Designing Climate-Change Solutions with Inspiration from Nature

A tidal-energy harvester inspired by the human heart. A soil-erosion solution that mimics a kingfisher’s eyelid. A mosquito-control device that functions like carnivorous plants. These technologies are among the eight finalists in a global competition that asks innovators to create radically sustainable climate-change solutions inspired by the natural world.

Among the finalists is Team FullCircle,  a multidisciplinary team from Georgia Institute of Technology. The team wanted to find a more resilient way to harvest renewable energy, so they created a nature-inspired energy generator that produces clean renewable electricity from underwater sea currents.

The design was informed by the bell-shaped body of jellyfish, how schools of fish position themselves, how heart valves move liquid, and how kelp blades adapt rapidly to flowing water to maximize photosynthesis. Their goal is to create a more efficient way to generate power, decrease cost, and make this approach available to areas vulnerable to electricity shortage.

Members of Team FullCircle are students from the College of Sciences and College of Engineering:

  • Ananya Jain, research leader, School of Materials Science and Engineering (MSE)
  • Kenji Bomar, School of Physics
  • Heyinn Rho, MSE
  • Anmbus Iqbal, School of Mechanical Engineering
  • Sara Thomas Mathew, School of Mathematics
  • José Andrade, School of Aerospace Engineering
  • Savannah Berry, School of Biological Sciences

School of Biological Sciences Professor Jeannette Yen served as primary faculty mentor.  Yen is also director of the Center for Biologically Inspired Design at Georgia Tech. MSE Professors Preet Singh and Zhong Lin Wang also served as official research mentors.
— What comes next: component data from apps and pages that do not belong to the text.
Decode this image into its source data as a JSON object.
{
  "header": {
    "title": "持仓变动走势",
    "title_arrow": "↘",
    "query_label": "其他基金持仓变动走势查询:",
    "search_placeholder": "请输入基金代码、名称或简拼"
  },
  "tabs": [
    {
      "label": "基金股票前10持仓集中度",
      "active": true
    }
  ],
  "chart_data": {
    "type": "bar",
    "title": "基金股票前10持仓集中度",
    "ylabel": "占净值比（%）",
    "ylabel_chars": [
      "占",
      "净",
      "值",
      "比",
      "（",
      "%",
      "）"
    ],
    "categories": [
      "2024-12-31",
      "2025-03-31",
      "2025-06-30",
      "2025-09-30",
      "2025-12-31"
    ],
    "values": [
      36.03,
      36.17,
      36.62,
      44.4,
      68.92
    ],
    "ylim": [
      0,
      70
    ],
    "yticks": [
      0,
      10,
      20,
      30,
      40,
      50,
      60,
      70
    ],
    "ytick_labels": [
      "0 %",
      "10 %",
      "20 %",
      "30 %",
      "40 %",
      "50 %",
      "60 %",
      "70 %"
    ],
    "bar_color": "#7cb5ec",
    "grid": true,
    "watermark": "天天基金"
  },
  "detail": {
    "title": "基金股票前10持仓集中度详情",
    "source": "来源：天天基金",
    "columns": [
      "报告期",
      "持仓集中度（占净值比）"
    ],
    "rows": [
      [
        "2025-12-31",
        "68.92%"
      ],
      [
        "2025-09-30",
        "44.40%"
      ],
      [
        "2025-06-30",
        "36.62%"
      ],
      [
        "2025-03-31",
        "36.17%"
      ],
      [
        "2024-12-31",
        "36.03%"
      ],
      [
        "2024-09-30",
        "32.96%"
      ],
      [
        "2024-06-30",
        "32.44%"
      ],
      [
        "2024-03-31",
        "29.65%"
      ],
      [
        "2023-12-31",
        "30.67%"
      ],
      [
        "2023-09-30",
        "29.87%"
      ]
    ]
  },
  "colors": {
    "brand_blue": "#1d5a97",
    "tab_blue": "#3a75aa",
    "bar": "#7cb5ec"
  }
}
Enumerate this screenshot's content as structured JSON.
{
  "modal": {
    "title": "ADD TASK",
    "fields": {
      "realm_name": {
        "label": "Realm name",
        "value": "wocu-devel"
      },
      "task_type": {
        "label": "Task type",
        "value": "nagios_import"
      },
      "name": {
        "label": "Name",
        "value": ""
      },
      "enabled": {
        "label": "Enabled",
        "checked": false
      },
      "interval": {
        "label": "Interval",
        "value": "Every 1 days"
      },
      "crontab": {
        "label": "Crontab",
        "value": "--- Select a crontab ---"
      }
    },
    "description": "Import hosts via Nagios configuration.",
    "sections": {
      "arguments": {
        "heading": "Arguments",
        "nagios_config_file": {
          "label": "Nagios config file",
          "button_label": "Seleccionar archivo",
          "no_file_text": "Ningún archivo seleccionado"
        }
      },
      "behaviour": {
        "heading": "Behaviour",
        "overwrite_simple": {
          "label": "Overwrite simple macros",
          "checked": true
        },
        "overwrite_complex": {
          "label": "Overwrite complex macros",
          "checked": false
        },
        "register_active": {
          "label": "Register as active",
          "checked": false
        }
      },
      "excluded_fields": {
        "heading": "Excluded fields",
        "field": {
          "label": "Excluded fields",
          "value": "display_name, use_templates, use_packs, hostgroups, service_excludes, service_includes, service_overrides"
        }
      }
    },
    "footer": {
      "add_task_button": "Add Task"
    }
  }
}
In addition, the team had access to second and third lines of researchers, graduate student advisors, and investors.

The team acknowledges the assistance, guidance, and support of various units of Georgia Tech, including:

Over 60 teams from 16 countries entered the Biomimicry Global Design Challenge, submitting nature-inspired inventions to reverse, mitigate, or adapt to climate change. Finalist teams – four from the U.S. and one each from the Netherlands, Taiwan, Israel, and China – receive cash prizes and an invitation to the 2018-19 Biomimicry Launchpad, an accelerator that supports the path to commercialization. They will compete for the $100,000 Ray C. Anderson Foundation Ray of Hope Prize®.

Read more about the winners and their innovations here.

Watch Team FullCircle describe its proposal here.

“I am so, so, so thrilled!” Yen says. “I can't wait to see what happens next.”

According to Jain, the team will coordinate the engineering project and assemble a prototype remotely, from different parts of the world – India, Japan, Pakistan, Spain, and the U.S. “We have a great challenge to be working from different time zones and schedules,” Jain says. “But we will do our very best and work even harder moving forward.”


News Contact

A. Maureen Rouhi, Ph.D.
Director of Communications
College of Sciences